A Pinellas County lawmaker's bipartisan bill to hold social media companies more accountable for their effects on minors cleared its first hurdle this week.

Rep. Michele Rayner-Goolsby's bill, HB 591, titled Social Media Protection for Minors, received unanimous support from the Florida House Regulatory Reform & Economic Development Subcommittee.

"It was, what can we do to protect the children of the state of Florida?" Rayner-Goolsby, D-Pinellas, said Friday regarding the rare collaboration between Democrats and Republicans on the bill. "This bill provides guardrails for the way that social media operates in the state of Florida."

According to the legislation, social media platforms would have to make several points clear to users, including:

  • Whether the site uses, "addictive design or deceptive pattern features including autoplay or infinite scroll"      
  • Whether the social media platform allows manipulated photographs or digital images that are shared on the platform
  • Whether it considers the best  interests of minors when designing, developing, and providing services
  • What it does to protect from harmful behaviors like bullying, threats of violence and self-harm

Rayner-Goolsby said, above all, she wants platforms to include clear access to parental controls, including screen-time usage and content filters.

The TikTok application on a smartphone arranged in the Brooklyn borough of New York, US, on Thursday, March 9, 2023. The US is moving closer to restricting access to the popular video-sharing app TikTok, with Senate Intelligence Committee Chairman Ma
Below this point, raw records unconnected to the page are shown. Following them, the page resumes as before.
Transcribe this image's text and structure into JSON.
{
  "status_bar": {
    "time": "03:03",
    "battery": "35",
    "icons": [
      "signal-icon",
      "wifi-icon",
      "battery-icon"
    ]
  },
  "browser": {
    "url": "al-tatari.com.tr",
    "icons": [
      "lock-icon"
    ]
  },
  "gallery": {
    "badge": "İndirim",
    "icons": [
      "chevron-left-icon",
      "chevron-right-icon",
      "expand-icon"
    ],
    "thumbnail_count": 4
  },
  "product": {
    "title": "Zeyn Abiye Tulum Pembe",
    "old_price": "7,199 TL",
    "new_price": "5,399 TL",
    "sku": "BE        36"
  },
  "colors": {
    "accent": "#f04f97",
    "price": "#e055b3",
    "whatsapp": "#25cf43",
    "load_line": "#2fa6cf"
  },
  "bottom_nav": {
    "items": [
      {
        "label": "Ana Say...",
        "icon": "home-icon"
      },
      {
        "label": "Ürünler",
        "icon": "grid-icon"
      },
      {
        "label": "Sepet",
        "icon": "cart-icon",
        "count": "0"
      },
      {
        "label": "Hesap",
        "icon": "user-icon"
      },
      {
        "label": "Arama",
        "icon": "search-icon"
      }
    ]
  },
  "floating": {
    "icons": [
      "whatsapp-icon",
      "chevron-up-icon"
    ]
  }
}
"This also allows parents to have greater parental control around social media," Rayner-Goolsby said. "What we're seeing is that all of this information is in the terms and services of these social media companies and platforms. However, there's no metric, there's no reporting component that we know of how they're operating here in the state of Florida."

The state representative told FOX 13 the enforcement element would still have to be discussed, but, if the law passes, companies that repeatedly violate it wouldn't be allowed to do operate in Florida. She compared it to online gambling sites being blocked in states where it's illegal.

During discussion Thursday, lawmakers on both sides of the aisle applauded the proposal.

"We know the effects the social media has had with our students, specifically in the classroom," said Hillsborough Democratic Rep. Susan Valdes. "I am glad to be up on this bill and can't wait to see it move through its process and hopefully get to the governor's desk."

"I think that this bill goes a long way to address some of the things that we've seen in terms of suicide rates, the impact that social media platforms are having on the body image of young girls, videos of horrible things that we've seen coming out of our schools and the challenges that our young people are facing in terms of their health," added Rep. Tyler Sirois, a Brevard County Republican who also sponsored the bill.

If passed, the law would go into effect July 1.